Dataset items:
■ ■ ■ ■

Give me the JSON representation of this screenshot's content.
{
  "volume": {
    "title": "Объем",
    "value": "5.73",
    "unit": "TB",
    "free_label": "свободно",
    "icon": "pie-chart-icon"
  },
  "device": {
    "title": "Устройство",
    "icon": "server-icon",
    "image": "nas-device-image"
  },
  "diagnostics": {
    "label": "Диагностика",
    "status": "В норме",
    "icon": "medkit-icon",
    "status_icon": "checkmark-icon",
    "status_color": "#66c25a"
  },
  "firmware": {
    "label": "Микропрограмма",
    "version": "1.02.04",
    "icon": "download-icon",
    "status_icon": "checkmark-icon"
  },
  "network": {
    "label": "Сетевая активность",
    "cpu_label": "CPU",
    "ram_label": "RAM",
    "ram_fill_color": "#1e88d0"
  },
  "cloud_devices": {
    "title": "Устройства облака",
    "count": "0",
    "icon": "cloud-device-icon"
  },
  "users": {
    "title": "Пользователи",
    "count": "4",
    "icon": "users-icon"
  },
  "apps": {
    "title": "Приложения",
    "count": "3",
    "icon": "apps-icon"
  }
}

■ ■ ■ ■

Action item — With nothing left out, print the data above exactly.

Result —
Give me the JSON representation of this screenshot's content.
{
  "volume": {
    "title": "Объем",
    "value": "5.73",
    "unit": "TB",
    "free_label": "свободно",
    "icon": "pie-chart-icon"
  },
  "device": {
    "title": "Устройство",
    "icon": "server-icon",
    "image": "nas-device-image"
  },
  "diagnostics": {
    "label": "Диагностика",
    "status": "В норме",
    "icon": "medkit-icon",
    "status_icon": "checkmark-icon",
    "status_color": "#66c25a"
  },
  "firmware": {
    "label": "Микропрограмма",
    "version": "1.02.04",
    "icon": "download-icon",
    "status_icon": "checkmark-icon"
  },
  "network": {
    "label": "Сетевая активность",
    "cpu_label": "CPU",
    "ram_label": "RAM",
    "ram_fill_color": "#1e88d0"
  },
  "cloud_devices": {
    "title": "Устройства облака",
    "count": "0",
    "icon": "cloud-device-icon"
  },
  "users": {
    "title": "Пользователи",
    "count": "4",
    "icon": "users-icon"
  },
  "apps": {
    "title": "Приложения",
    "count": "3",
    "icon": "apps-icon"
  }
}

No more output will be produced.